Phoenix Bird


Corn Cob Jelly 1 Dandelion Jelly Rhubarb Jelly
Corn Cob Jelly 2 Peach-Plum Jam Sassafras Jelly

Tastes similar to very mild honey ...
12 medium sized red corn cobs 2 quarts water
1-1/4 ounce package powdered pectin 3 cups sugar
Wash cobs and cut them into fourths. Put them in a large dutch oven or pan and bring them to the boil. Lower the heat and simmer for 40 minutes. Strain the juice and measure 3 cups of it into a large pan. Add the pectin. Bring to a boil and add sugar. Bring to the boil again, continue boiling for 5 minutes.

Skim the foam from the surface. Pour into sterilized jars, add lids and rings. Invert jars to cool and seal.

From The 20th Century Homekeeper

Old Mom

You do these with or without pectin.. as you like. Personally, I don't have the patience unless it has a box of pectin.. but it is up to you. Also, after made, put in sterilized jars and lids, process in a boiling water bath for at least 10 minutes (that is 10 min. of the water at a rolling boil with a lid on and the jars in a wire basket inside the boiling water... OK?)


Boil 12 bright red corn cobs in 3 pints water for 30 minutes. Remove from heat and strain. If needed, add enough water to make 4 cups liquid. Add one package fruit pectin and bring to full boil. Add 4 cups sugar and boil 2 or 3 minutes until jelly stage.

This jelly taste a lot like apple jelly and has an attractive red color.


Wash, peel and pit 4 cups peaches and 5 cups red plums. Cut fruit into small pieces and place in a large pot. Add 8 cups sugar and 1 thinly sliced lemon, stirring well into mix. Boil rapidly, stirring constantly until jellying point is reached, or until thick.

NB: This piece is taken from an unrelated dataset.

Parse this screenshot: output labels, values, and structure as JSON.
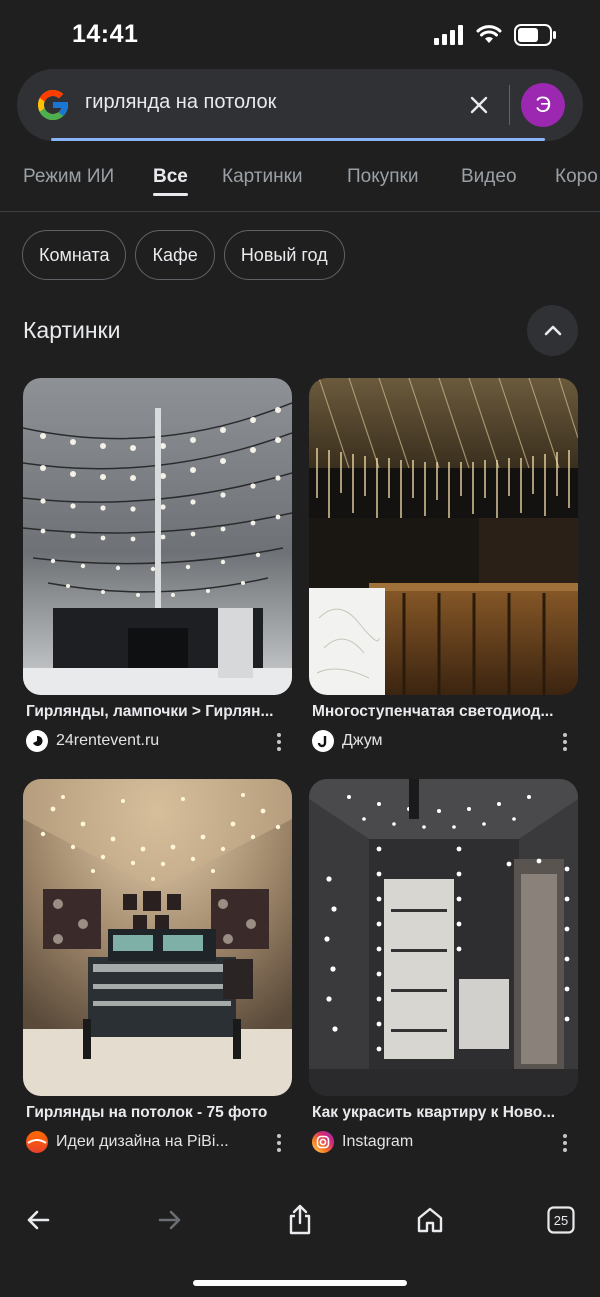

Remove from heat, skim and stir alternately for 5 minutes. Ladle into hot jars; seal.

Yield: 12 half pints. The blending of the two fruit flavors and lemon is the secret of the wonderful flavor.


Wash and cut rhubarb into 1 inch lengths. Place in preserving kettle. Add enough water to prevent from sticking. Cook slowly in covered kettle until soft. Strain through jelly bag. Measure 1 cup juice, add 2T granulated pectin and stir vigorously. Bring to boil. Add 1 cup honey and continue to boil until jelly test is secured.

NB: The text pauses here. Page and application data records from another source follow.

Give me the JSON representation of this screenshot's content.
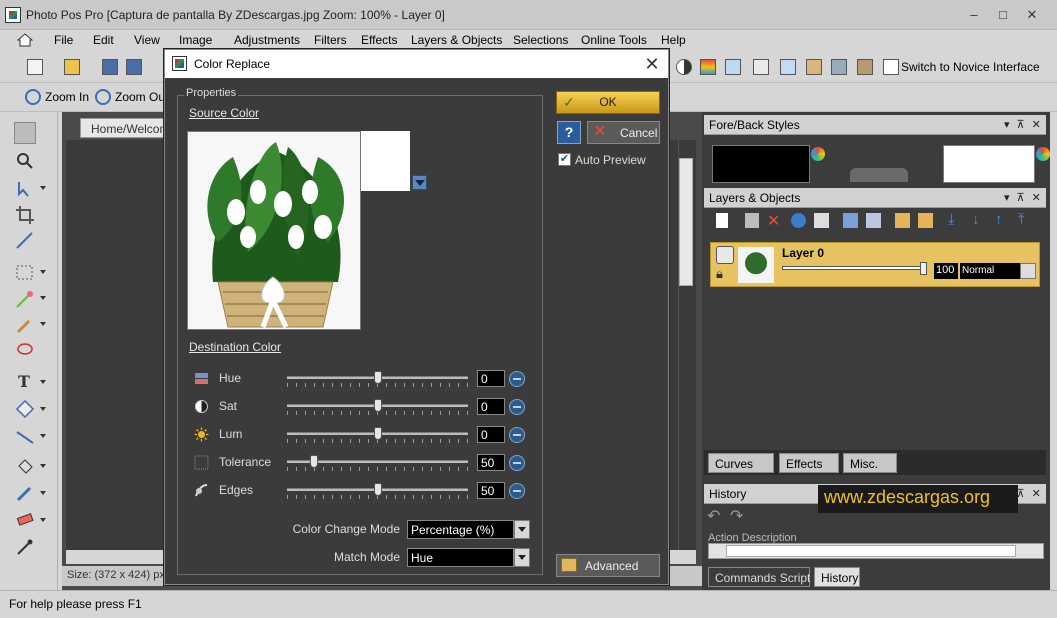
{
  "window": {
    "title": "Photo Pos Pro [Captura de pantalla By ZDescargas.jpg Zoom: 100% - Layer 0]",
    "min": "–",
    "max": "□",
    "close": "✕"
  },
  "menu": [
    "File",
    "Edit",
    "View",
    "Image",
    "Adjustments",
    "Filters",
    "Effects",
    "Layers & Objects",
    "Selections",
    "Online Tools",
    "Help"
  ],
  "toolbar": {
    "switch_label": "Switch to Novice Interface",
    "zoom_in": "Zoom In",
    "zoom_out": "Zoom Out"
  },
  "doc": {
    "tab": "Home/Welcome",
    "status": "Size: (372 x 424) px,"
  },
  "status_bar": "For help please press F1",
  "dialog": {
    "title": "Color Replace",
    "properties_label": "Properties",
    "source_label": "Source Color",
    "destination_label": "Destination Color",
    "rows": [
      {
        "label": "Hue",
        "value": "0",
        "level": 0.5
      },
      {
        "label": "Sat",
        "value": "0",
        "level": 0.5
      },
      {
        "label": "Lum",
        "value": "0",
        "level": 0.5
      },
      {
        "label": "Tolerance",
        "value": "50",
        "level": 0.15
      },
      {
        "label": "Edges",
        "value": "50",
        "level": 0.5
      }
    ],
    "color_change_mode_label": "Color Change Mode",
    "color_change_mode_value": "Percentage (%)",
    "match_mode_label": "Match Mode",
    "match_mode_value": "Hue",
    "ok": "OK",
    "help": "?",
    "cancel": "Cancel",
    "auto_preview": "Auto Preview",
    "advanced": "Advanced"
  },
  "panels": {
    "fore_back": "Fore/Back Styles",
    "layers": "Layers & Objects",
    "layer_name": "Layer 0",
    "layer_opacity": "100",
    "layer_mode": "Normal",
    "tabs": [
      "Curves",
      "Effects",
      "Misc."
    ],
    "history": "History",
    "history_col": "Action Description",
    "bottom_tabs": [
      "Commands Script",
      "History"
    ]
  },
  "watermark": "www.zdescargas.org"
}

Boil sassafras roots 1/2 hour and strain. Measure 2 cups of this tea into pan. Add one package of powdered pectin and just barely bring to boil. Add 3 cups honey and 2T of sassafras root bark that has been grated to a fine powder. Simmer 6 minutes.

If anyone out there has some sassafras root bark to share.. please let me know.


Old Mom

1 pint dandelion blossoms 4 cups of sugar
1 quart potable water 1 box Pectin
Strainer Non-copper pot

Gather up about a pint of Dandelion Flowers. Make sure you pop the heads off the green bulb at the back. While you are doing this, put about 5 pint Mason Jars in the oven for 350 for a half-hour. Put the lids on to boil. Boil a Quart of water. After it has boiled, put the dandelion blossoms in the water, and allow to steep, about 15 min. Strain the blossoms out of the water, keeping the water and discarding the blossoms, so it is in a 'tea' state. Take this tea and boil it, then add it to the Pectin to the boiling mixture and stir, boil for a minute. Add 4 cups of sugar, boil for probably 2 min or more... 'til you have a boil that can't be stirred down. It should be a low foam, so you probably won't need to add any butter to act as an 'Anti-foam' agent like in berries jellies. Pour mixture into hot jars, cover with sterile lids, put in a boiling water bath for 25 minutes. Wipe off jars, label with date, done. I always take on jar to put in the fridge to see if no jells. If not, reprocess and add more pectin, or use as a honey. You can do almost any edible blossom in place of dandelions. The critical factor is getting the green part off, not easy on some blossoms. Dandelions are easy in this manner, and plentiful in almost any climate. If you look in the archives, it has 2 recipes as the subject.